(Dataset rows describing interfaces)
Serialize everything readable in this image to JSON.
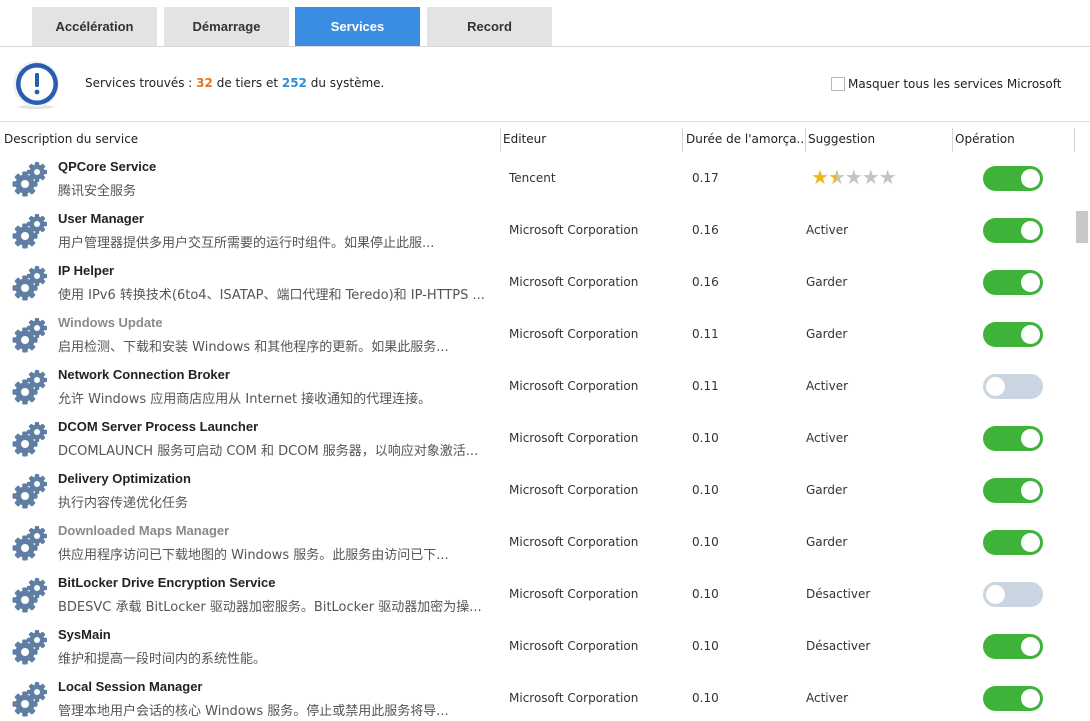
{
  "tabs": [
    {
      "label": "Accélération"
    },
    {
      "label": "Démarrage"
    },
    {
      "label": "Services"
    },
    {
      "label": "Record"
    }
  ],
  "active_tab": "Services",
  "info": {
    "prefix": "Services trouvés :",
    "third_party_count": "32",
    "middle": "de tiers et",
    "system_count": "252",
    "suffix": "du système.",
    "third_party_color": "#e8731c",
    "system_color": "#2b8fd8"
  },
  "hide_microsoft": {
    "label": "Masquer tous les services Microsoft",
    "checked": false
  },
  "columns": {
    "description": "Description du service",
    "publisher": "Editeur",
    "duration": "Durée de l'amorça...",
    "suggestion": "Suggestion",
    "operation": "Opération"
  },
  "services": [
    {
      "name": "QPCore Service",
      "desc": "腾讯安全服务",
      "publisher": "Tencent",
      "duration": "0.17",
      "suggestion": "",
      "rating": 1.5,
      "enabled": true,
      "dim": false
    },
    {
      "name": "User Manager",
      "desc": "用户管理器提供多用户交互所需要的运行时组件。如果停止此服...",
      "publisher": "Microsoft Corporation",
      "duration": "0.16",
      "suggestion": "Activer",
      "enabled": true,
      "dim": false
    },
    {
      "name": "IP Helper",
      "desc": "使用 IPv6 转换技术(6to4、ISATAP、端口代理和 Teredo)和 IP-HTTPS ...",
      "publisher": "Microsoft Corporation",
      "duration": "0.16",
      "suggestion": "Garder",
      "enabled": true,
      "dim": false
    },
    {
      "name": "Windows Update",
      "desc": "启用检测、下载和安装 Windows 和其他程序的更新。如果此服务...",
      "publisher": "Microsoft Corporation",
      "duration": "0.11",
      "suggestion": "Garder",
      "enabled": true,
      "dim": true
    },
    {
      "name": "Network Connection Broker",
      "desc": "允许 Windows 应用商店应用从 Internet 接收通知的代理连接。",
      "publisher": "Microsoft Corporation",
      "duration": "0.11",
      "suggestion": "Activer",
      "enabled": false,
      "dim": false
    },
    {
      "name": "DCOM Server Process Launcher",
      "desc": "DCOMLAUNCH 服务可启动 COM 和 DCOM 服务器，以响应对象激活...",
      "publisher": "Microsoft Corporation",
      "duration": "0.10",
      "suggestion": "Activer",
      "enabled": true,
      "dim": false
    },
    {
      "name": "Delivery Optimization",
      "desc": "执行内容传递优化任务",
      "publisher": "Microsoft Corporation",
      "duration": "0.10",
      "suggestion": "Garder",
      "enabled": true,
      "dim": false
    },
    {
      "name": "Downloaded Maps Manager",
      "desc": "供应用程序访问已下载地图的 Windows 服务。此服务由访问已下...",
      "publisher": "Microsoft Corporation",
      "duration": "0.10",
      "suggestion": "Garder",
      "enabled": true,
      "dim": true
    },
    {
      "name": "BitLocker Drive Encryption Service",
      "desc": "BDESVC 承载 BitLocker 驱动器加密服务。BitLocker 驱动器加密为操...",
      "publisher": "Microsoft Corporation",
      "duration": "0.10",
      "suggestion": "Désactiver",
      "enabled": false,
      "dim": false
    },
    {
      "name": "SysMain",
      "desc": "维护和提高一段时间内的系统性能。",
      "publisher": "Microsoft Corporation",
      "duration": "0.10",
      "suggestion": "Désactiver",
      "enabled": true,
      "dim": false
    },
    {
      "name": "Local Session Manager",
      "desc": "管理本地用户会话的核心 Windows 服务。停止或禁用此服务将导...",
      "publisher": "Microsoft Corporation",
      "duration": "0.10",
      "suggestion": "Activer",
      "enabled": true,
      "dim": false
    }
  ],
  "colors": {
    "accent": "#3b8de3",
    "toggle_on": "#3fb23a",
    "toggle_off": "#c9d5e1",
    "gear": "#5e7ea3"
  }
}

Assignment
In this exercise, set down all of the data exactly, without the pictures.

Solution
Serialize everything readable in this image to JSON.
{
  "tabs": [
    {
      "label": "Accélération"
    },
    {
      "label": "Démarrage"
    },
    {
      "label": "Services"
    },
    {
      "label": "Record"
    }
  ],
  "active_tab": "Services",
  "info": {
    "prefix": "Services trouvés :",
    "third_party_count": "32",
    "middle": "de tiers et",
    "system_count": "252",
    "suffix": "du système.",
    "third_party_color": "#e8731c",
    "system_color": "#2b8fd8"
  },
  "hide_microsoft": {
    "label": "Masquer tous les services Microsoft",
    "checked": false
  },
  "columns": {
    "description": "Description du service",
    "publisher": "Editeur",
    "duration": "Durée de l'amorça...",
    "suggestion": "Suggestion",
    "operation": "Opération"
  },
  "services": [
    {
      "name": "QPCore Service",
      "desc": "腾讯安全服务",
      "publisher": "Tencent",
      "duration": "0.17",
      "suggestion": "",
      "rating": 1.5,
      "enabled": true,
      "dim": false
    },
    {
      "name": "User Manager",
      "desc": "用户管理器提供多用户交互所需要的运行时组件。如果停止此服...",
      "publisher": "Microsoft Corporation",
      "duration": "0.16",
      "suggestion": "Activer",
      "enabled": true,
      "dim": false
    },
    {
      "name": "IP Helper",
      "desc": "使用 IPv6 转换技术(6to4、ISATAP、端口代理和 Teredo)和 IP-HTTPS ...",
      "publisher": "Microsoft Corporation",
      "duration": "0.16",
      "suggestion": "Garder",
      "enabled": true,
      "dim": false
    },
    {
      "name": "Windows Update",
      "desc": "启用检测、下载和安装 Windows 和其他程序的更新。如果此服务...",
      "publisher": "Microsoft Corporation",
      "duration": "0.11",
      "suggestion": "Garder",
      "enabled": true,
      "dim": true
    },
    {
      "name": "Network Connection Broker",
      "desc": "允许 Windows 应用商店应用从 Internet 接收通知的代理连接。",
      "publisher": "Microsoft Corporation",
      "duration": "0.11",
      "suggestion": "Activer",
      "enabled": false,
      "dim": false
    },
    {
      "name": "DCOM Server Process Launcher",
      "desc": "DCOMLAUNCH 服务可启动 COM 和 DCOM 服务器，以响应对象激活...",
      "publisher": "Microsoft Corporation",
      "duration": "0.10",
      "suggestion": "Activer",
      "enabled": true,
      "dim": false
    },
    {
      "name": "Delivery Optimization",
      "desc": "执行内容传递优化任务",
      "publisher": "Microsoft Corporation",
      "duration": "0.10",
      "suggestion": "Garder",
      "enabled": true,
      "dim": false
    },
    {
      "name": "Downloaded Maps Manager",
      "desc": "供应用程序访问已下载地图的 Windows 服务。此服务由访问已下...",
      "publisher": "Microsoft Corporation",
      "duration": "0.10",
      "suggestion": "Garder",
      "enabled": true,
      "dim": true
    },
    {
      "name": "BitLocker Drive Encryption Service",
      "desc": "BDESVC 承载 BitLocker 驱动器加密服务。BitLocker 驱动器加密为操...",
      "publisher": "Microsoft Corporation",
      "duration": "0.10",
      "suggestion": "Désactiver",
      "enabled": false,
      "dim": false
    },
    {
      "name": "SysMain",
      "desc": "维护和提高一段时间内的系统性能。",
      "publisher": "Microsoft Corporation",
      "duration": "0.10",
      "suggestion": "Désactiver",
      "enabled": true,
      "dim": false
    },
    {
      "name": "Local Session Manager",
      "desc": "管理本地用户会话的核心 Windows 服务。停止或禁用此服务将导...",
      "publisher": "Microsoft Corporation",
      "duration": "0.10",
      "suggestion": "Activer",
      "enabled": true,
      "dim": false
    }
  ],
  "colors": {
    "accent": "#3b8de3",
    "toggle_on": "#3fb23a",
    "toggle_off": "#c9d5e1",
    "gear": "#5e7ea3"
  }
}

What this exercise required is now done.